Kitchen Garden | Organic Gardens | Potted Plants | Growing Plants

Amazon Stuff

March 2012
M T W T F S S
« Feb   Apr »
 1234
567891011
12131415161718
19202122232425
262728293031  

Facebook Fan Page


The Fatalii is a chili pepper that belongs to the species of Capsicum Chinese.




images at Google

The Fatalii is a chili pepper that belongs to the species of Capsicum Chinese.
Overview
• This pepper originates in central and southern Africa.
• It is described to have a fruity and a citrus flavor.
• This pepper has a searing heat that is comparable to the standard habanero.
• The Scoville Food Institute lists the Fatalii as the sixth hottest pepper .
• They vary in Scoville units ranging from 125,000 ~ 325,000 units.
• The plants can grow up to a height of 20 to 25 inches.
• The plant distance should be about the same.
• The pendant pods get 2.5 to 3.5 inches long and about 0.75 to 1.5 inches wide.
• From a pale green, they mature to a bright yellow.
• The Fatalii makes for a unique hot sauce that usually comprises other citrus flavors.
• The walls of these peppers are very thin, making it very easy to dry.
• After drying, the peppers can be used as powders.

Growing/Caring conditions for Fatalii
• Sow seedlings indoors.
• It prefers well-drained soils, such as silty or sandy loams, and 800–2,000 mm (31–79 in) of annual precipitation.
• Sow them late spring to early summer.
• A soil pH of 7.0 – 8.5 is good for this plant.
• The plant requires full sun.
• Zones 10-12.
• This plant needs temperatures to be at least 64 degrees F to germinate.
• Sow those eight to ten weeks before the last frost date for your area.
• They are a difficult in germination and seedlings grow slowly at first.
• Provide bottom heat or heat lamps to raise the soil temperature to 80 degrees.
• This will promote better and quicker germination.
• A heated germination mat works well.
• While your seedlings are growing, get your garden ready.
• Add plenty of compost, manure, and a general fertilizer.
• Peppers like hot weather.
• Transplant young seedlings outdoors after the last chance of frost.
• If the weather is still cool, delay transplanting a few days.
• Keep them in a cold frame, indoors.
• Space 18-24 inches apart, in rows 24 to 30 inches apart.
• Mulching around the peppers to keep down weeds, retain moisture, and help to feed the plant.
• As the peppers develop, use a fertilizer higher in Phosphorous and Potassium.
• Providing too much nitrogen will result in a great looking bushy, green plant, but few fruits.
• Peppers can be picked as soon as they reach a size which is edible.
• Continuous harvesting encourages the fruit to produce new flowers.
• Spider mites and aphids are the most common problems.
• An occasional borer insect is also known to attack this plant.
• Try an organic insecticide or dust.
• Fungal infections can be treated with fungicides. Apply treatment as soon as you see it.
• Potential pests include aphids, white flies, cutworms, pepper maggots, and Colorado potato beetles.
• Diseases include Verticillium wilt and mosaic virus.
• Frost will stunt or kill the plants.
• Cold weather can cause the plant to slow down or stunt it.
• Use a hot cap in on cold and frosty spring nights.

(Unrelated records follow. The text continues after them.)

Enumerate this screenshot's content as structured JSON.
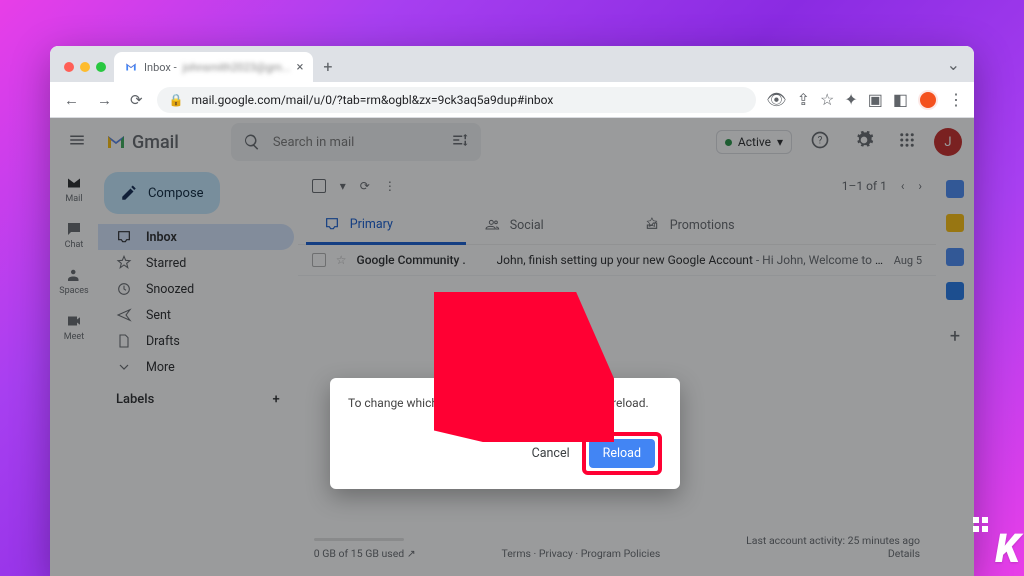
{
  "browser": {
    "tab_title": "Inbox -",
    "tab_blurred": "johnsmith2023@gm...",
    "url": "mail.google.com/mail/u/0/?tab=rm&ogbl&zx=9ck3aq5a9dup#inbox"
  },
  "header": {
    "brand": "Gmail",
    "search_placeholder": "Search in mail",
    "status": "Active",
    "avatar_letter": "J"
  },
  "rail": [
    {
      "label": "Mail"
    },
    {
      "label": "Chat"
    },
    {
      "label": "Spaces"
    },
    {
      "label": "Meet"
    }
  ],
  "compose": "Compose",
  "nav": [
    {
      "label": "Inbox",
      "selected": true,
      "icon": "inbox"
    },
    {
      "label": "Starred",
      "icon": "star"
    },
    {
      "label": "Snoozed",
      "icon": "clock"
    },
    {
      "label": "Sent",
      "icon": "send"
    },
    {
      "label": "Drafts",
      "icon": "file"
    },
    {
      "label": "More",
      "icon": "more"
    }
  ],
  "labels_heading": "Labels",
  "toolbar": {
    "page_range": "1–1 of 1"
  },
  "tabs": [
    {
      "label": "Primary",
      "active": true
    },
    {
      "label": "Social"
    },
    {
      "label": "Promotions"
    }
  ],
  "mail": [
    {
      "sender": "Google Community .",
      "subject": "John, finish setting up your new Google Account",
      "preview": " - Hi John, Welcome to G...",
      "date": "Aug 5"
    }
  ],
  "footer": {
    "storage": "0 GB of 15 GB used",
    "links": "Terms · Privacy · Program Policies",
    "activity": "Last account activity: 25 minutes ago",
    "details": "Details"
  },
  "dialog": {
    "message": "To change which apps are visible, Gmail needs to reload.",
    "cancel": "Cancel",
    "reload": "Reload"
  },
  "watermark": "K"
}
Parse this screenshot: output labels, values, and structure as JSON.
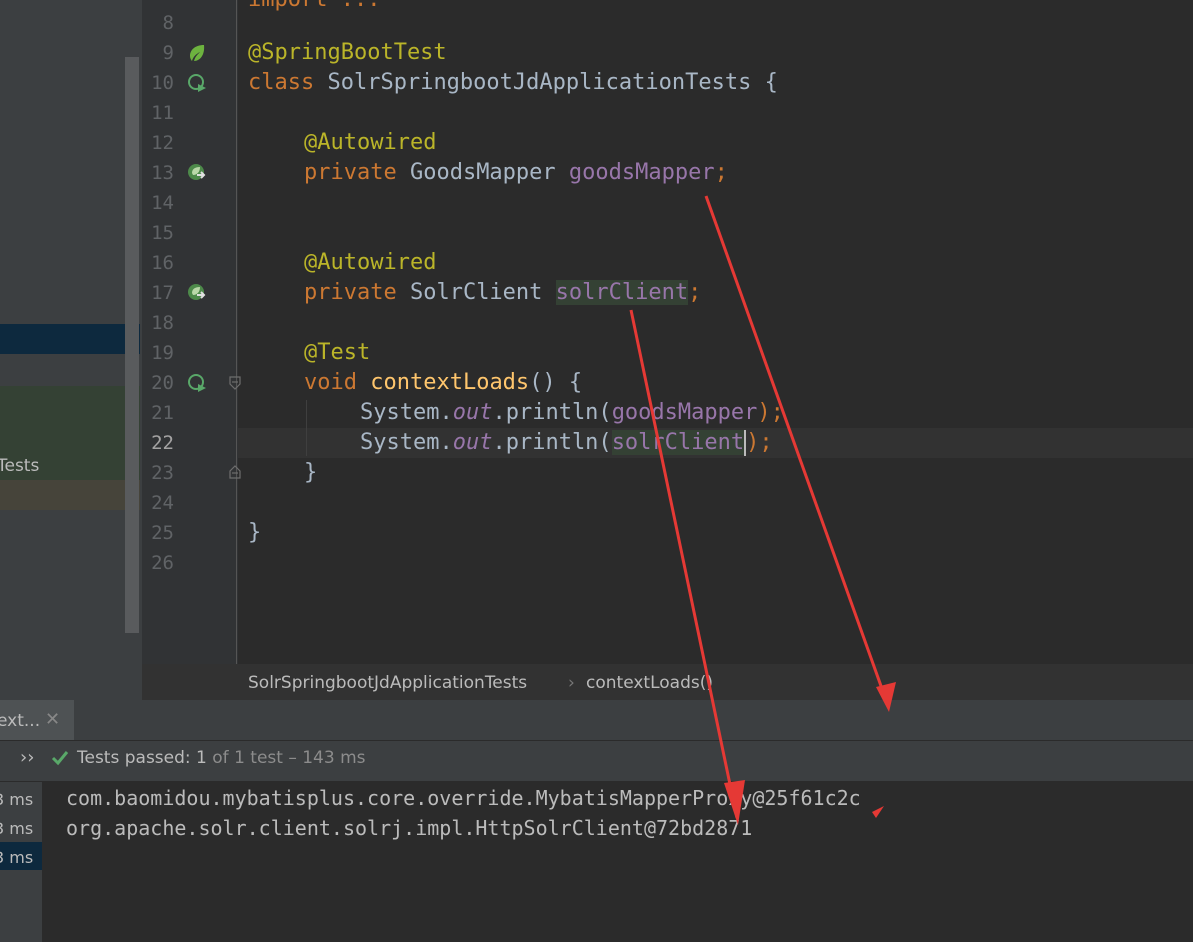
{
  "editor": {
    "line_numbers": [
      "8",
      "9",
      "10",
      "11",
      "12",
      "13",
      "14",
      "15",
      "16",
      "17",
      "18",
      "19",
      "20",
      "21",
      "22",
      "23",
      "24",
      "25",
      "26"
    ],
    "current_line": "22",
    "top_partial": "import ...",
    "code": {
      "l9_annotation": "@SpringBootTest",
      "l10_kw": "class",
      "l10_name": " SolrSpringbootJdApplicationTests {",
      "l12_annotation": "@Autowired",
      "l13_kw": "private",
      "l13_type": " GoodsMapper ",
      "l13_field": "goodsMapper",
      "l13_semi": ";",
      "l16_annotation": "@Autowired",
      "l17_kw": "private",
      "l17_type": " SolrClient ",
      "l17_field": "solrClient",
      "l17_semi": ";",
      "l19_annotation": "@Test",
      "l20_kw": "void",
      "l20_method": "contextLoads",
      "l20_rest": "() {",
      "l21_a": "System.",
      "l21_out": "out",
      "l21_b": ".println(",
      "l21_field": "goodsMapper",
      "l21_c": ");",
      "l22_a": "System.",
      "l22_out": "out",
      "l22_b": ".println(",
      "l22_field": "solrClient",
      "l22_c": ");",
      "l23_brace": "}",
      "l25_brace": "}"
    }
  },
  "project_panel": {
    "partial_label": "Tests"
  },
  "breadcrumb": {
    "class_name": "SolrSpringbootJdApplicationTests",
    "separator": "›",
    "method": "contextLoads()"
  },
  "run_panel": {
    "tab_label": "ext...",
    "close_icon": "close-icon",
    "chevron": "››",
    "status_prefix": "Tests passed: ",
    "status_count": "1",
    "status_suffix": " of 1 test – 143 ms",
    "durations": [
      "3 ms",
      "3 ms",
      "3 ms"
    ],
    "console_lines": [
      "com.baomidou.mybatisplus.core.override.MybatisMapperProxy@25f61c2c",
      "org.apache.solr.client.solrj.impl.HttpSolrClient@72bd2871"
    ]
  },
  "colors": {
    "background": "#2b2b2b",
    "keyword": "#cc7832",
    "annotation": "#bbb529",
    "field": "#9876aa",
    "method": "#ffc66d",
    "arrow": "#e53935"
  }
}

Leave a Reply

You can use these HTML tags

<a href="" title=""> <abbr title=""> <acronym title=""> <b> <blockquote cite=""> <cite> <code> <del datetime=""> <em> <i> <q cite=""> <s> <strike> <strong>